Assignment # 6
Rethinking California’s Community Service Graduation Requirement
Once you hear my reasons for skipping out on Rose at the Channing Senior Center, you will agree with me that California’s law requiring college students to do community service is unnecessary and can be emotionally scaring.
Let me start by saying that I have nothing against community service. Earlier this year, I helped sell candy bars to raise money for my old high school basketball team’s uniforms even though I’m now in college. It just seemed like the right thing to do, because I remember how I hated wearing those too-short shorts from the 1980s. It’s embarrassing to think of anyone from my high school wearing shorts like that. I just felt I had to help my old teammates.
According to my counselor here, my fundraising did not meet the state’s “standards” for “community service.” I don’t think it’s fair that not only do you have to do community service, but that you can’t even choose what counts as community service! Sometimes I feel like the State Universities are run by the Gazpacho.

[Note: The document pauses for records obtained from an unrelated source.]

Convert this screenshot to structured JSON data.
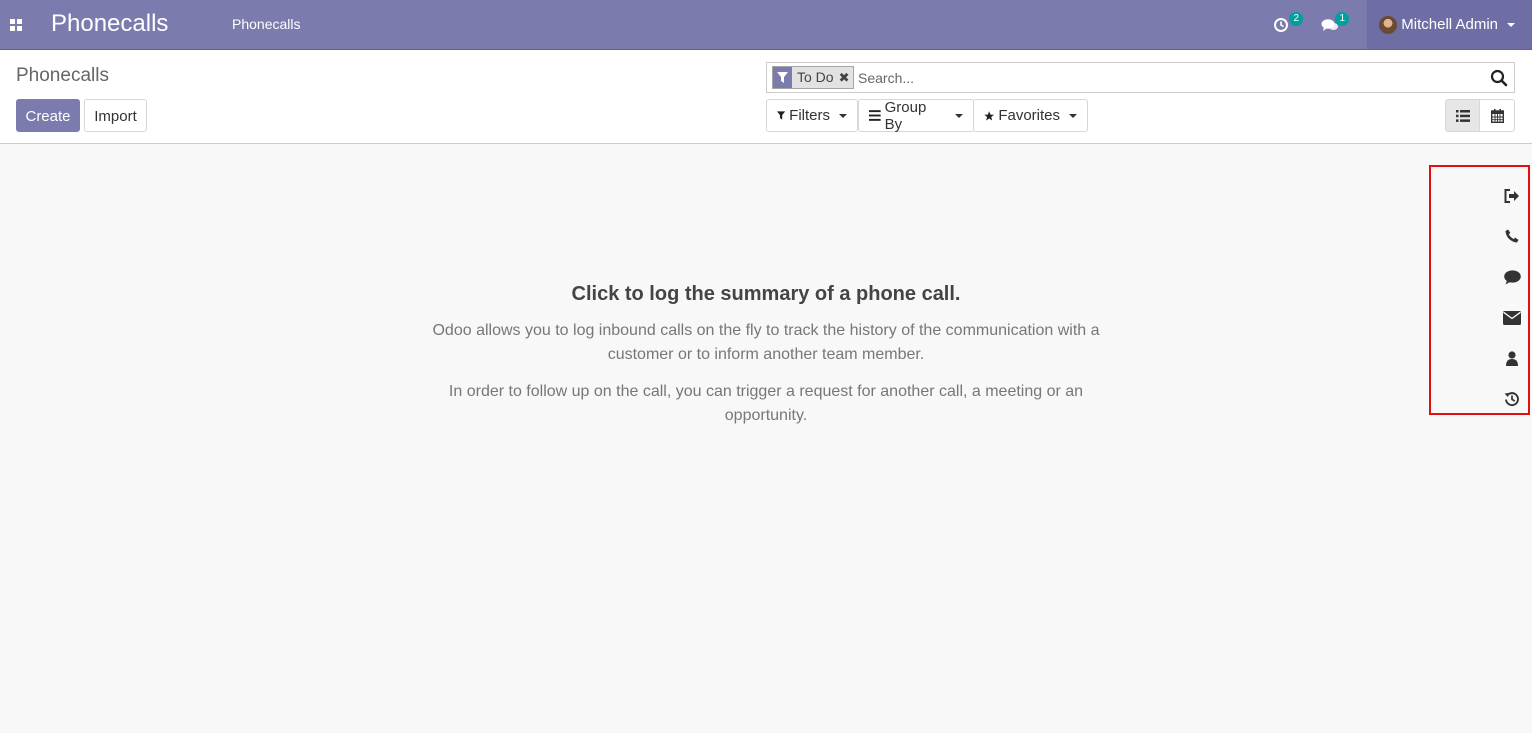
{
  "navbar": {
    "apps_icon": "apps-grid-icon",
    "brand": "Phonecalls",
    "menu_items": [
      "Phonecalls"
    ],
    "activity_icon": "activity-clock-icon",
    "activity_count": "2",
    "messages_icon": "chat-bubbles-icon",
    "messages_count": "1",
    "user_name": "Mitchell Admin"
  },
  "control_panel": {
    "breadcrumb": "Phonecalls",
    "create_label": "Create",
    "import_label": "Import",
    "search": {
      "facet_label": "To Do",
      "facet_icon": "filter-icon",
      "placeholder": "Search...",
      "search_icon": "magnifier-icon"
    },
    "filters_label": "Filters",
    "groupby_label": "Group By",
    "favorites_label": "Favorites",
    "views": [
      "list-view-icon",
      "calendar-view-icon"
    ]
  },
  "helper": {
    "title": "Click to log the summary of a phone call.",
    "p1": "Odoo allows you to log inbound calls on the fly to track the history of the communication with a customer or to inform another team member.",
    "p2": "In order to follow up on the call, you can trigger a request for another call, a meeting or an opportunity."
  },
  "sidebar": {
    "icons": [
      "sign-out-icon",
      "phone-icon",
      "comment-icon",
      "envelope-icon",
      "user-icon",
      "history-icon"
    ]
  },
  "colors": {
    "primary": "#7c7bad",
    "badge": "#00a09d",
    "highlight_border": "#e01010"
  }
}
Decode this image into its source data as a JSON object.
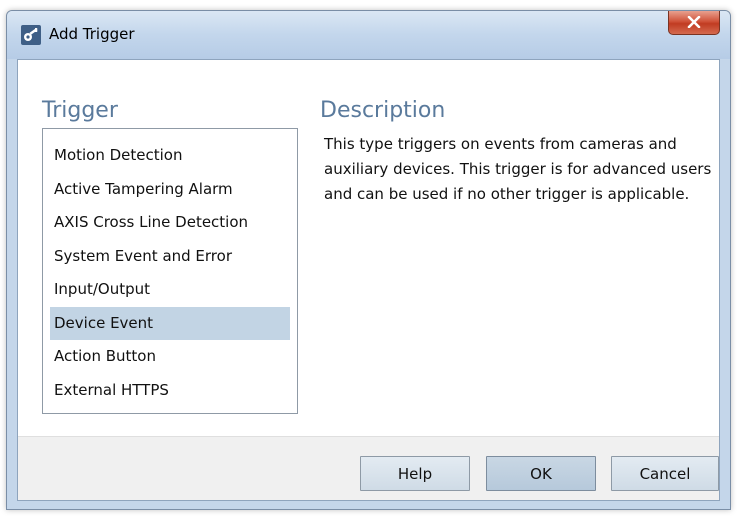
{
  "window": {
    "title": "Add Trigger",
    "title_icon": "trigger-key-icon",
    "close_icon": "close-icon",
    "close_color": "#c9462d"
  },
  "trigger": {
    "heading": "Trigger",
    "items": [
      {
        "label": "Motion Detection",
        "selected": false
      },
      {
        "label": "Active Tampering Alarm",
        "selected": false
      },
      {
        "label": "AXIS Cross Line Detection",
        "selected": false
      },
      {
        "label": "System Event and Error",
        "selected": false
      },
      {
        "label": "Input/Output",
        "selected": false
      },
      {
        "label": "Device Event",
        "selected": true
      },
      {
        "label": "Action Button",
        "selected": false
      },
      {
        "label": "External HTTPS",
        "selected": false
      }
    ]
  },
  "description": {
    "heading": "Description",
    "text": "This type triggers on events from cameras and auxiliary devices. This trigger is for advanced users and can be used if no other trigger is applicable."
  },
  "buttons": {
    "help": "Help",
    "ok": "OK",
    "cancel": "Cancel"
  },
  "colors": {
    "heading": "#5a7a9c",
    "selection": "#c2d4e4",
    "titlebar": "#c3d6ec"
  }
}
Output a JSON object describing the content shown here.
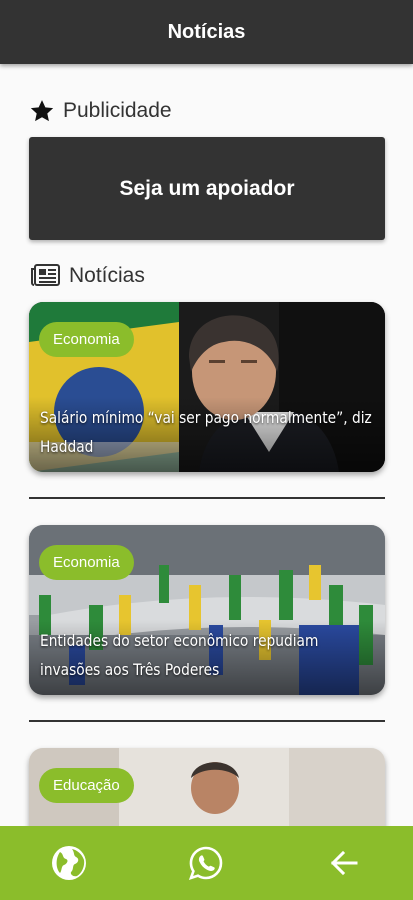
{
  "appbar": {
    "title": "Notícias"
  },
  "ad_section": {
    "title": "Publicidade",
    "icon": "star-icon",
    "banner_label": "Seja um apoiador"
  },
  "news_section": {
    "title": "Notícias",
    "icon": "newspaper-icon"
  },
  "articles": [
    {
      "category": "Economia",
      "title": "Salário mínimo “vai ser pago normalmente”, diz Haddad"
    },
    {
      "category": "Economia",
      "title": "Entidades do setor econômico repudiam invasões aos Três Poderes"
    },
    {
      "category": "Educação",
      "title": ""
    }
  ],
  "bottom_nav": {
    "items": [
      "globe-icon",
      "whatsapp-icon",
      "back-arrow-icon"
    ]
  },
  "colors": {
    "appbar": "#333333",
    "accent": "#8bbd2b",
    "background": "#fafafa"
  }
}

Mr. Whitlow, my academic counselor, arranged for me to visit with a woman at the Channing House Senior Center. I wasn’t so mad when Mr. Whitlow told me to go to the senior center, because I don’t think there’s anything wrong with old people. My grandmother is 92. That certainly counts as old, doesn’t it? She spends a lot of time talking about her arthritis, but I don’t mind. I mean, she’s earned that right. And when she starts talking about “colored” people, or says bad things about my long hair (which isn’t even that long, as you know, Professor Jenkins), I don’t say anything about it because she just sees things differently than me. So you see, I’m used to being with senior citizens.
Even though I don’t mind community service or the elderly, I think the community service requirement is bad. When I went to meet Rose at the senior center, her room smelled like a wet sheep. I know it’s not her fault. She probably can’t get around so well to clean. I think she’s lived a sedimentary lifestyle because she’s really overweight, so I can understand why maybe her apartment was dirty. Still, it was really unpleasant to be there because of the smell.
Still, I sat with her for almost an hour each time. We talked a lot about me and what I did. She kept asking about the freshman dorm, my roommate, and my classes, and I answered all of her questions. She was kind of odd, and sometimes I wondered if she was losing her mind because she kept repeating things. I knew she couldn’t help it, and I never told her that hanging out with her was a graduation requirement, because I knew that would just be mean. The whole reason Mr. Whitlow sent me to Rose was to cheer her up.
So the whole time I was there, I was eating these peanuts that Rose had left on the table. It was the only thing that kept me going during all that talking and through the bad smell. I ate these peanuts nonstop. They kind of energized me and also, I’d start to smell the peanuts instead of the wet sheep.
Once Rose and I got to know each other, we started to have things to say when I came to visit. She’d talk about her physical therapy sessions and getting her legs stronger, and I’d tell her about what classes I was taking and how they were going. Each time, I would eat these peanuts out of the dish on the coffee table. They always tasted so good, but I think it was just because eating them made time go by faster. I would always look at how many peanuts were in the dish when I first sat down so that I could make them last through the whole visit.
The last time I went to see Rose, there were no peanuts out. The peanut dish was out, but there was nothing in it. I was kind of upset, but I didn’t get mad because it had been nice of her to have ever have had anything out for me at all. I mean, she didn’t HAVE to do it. Still, I got really hungry by the end of the visit. I think she may have heard my stomach growling because she got up, went to the kitchen, and came back with some peanut M&Ms. I was excited to get some peanuts, and also happy that these peanuts had chocolate on them! She gave me a handful then put some into her mouth.
What happened next made me rethink everything I’d been through with Rose. She took a peanut out of her mouth, and put it into the dish on the coffee table. I said, “What are you doing,” and she said, “Oh, I never eat the peanuts, just the chocolate,” like what she was saying was completely normal. Next, she took three more peanuts out of her mouth and put them in the dish. If I had stayed, I bet I could have watched her fill up the whole bowl. THAT’S WHAT I’D BEEN EATING!!!!!!
That is why I think it’s a bad idea to make college students fulfill a community service requirement. Because of this new requirement, I ended up in a very disgustingly unsanitary situation. If I could, I’d ask Governor Schwarzenegger to say “Hasta la vista” to the community service requirement the same way I said goodbye to Rose and her bowl of slobber-soaked nuts.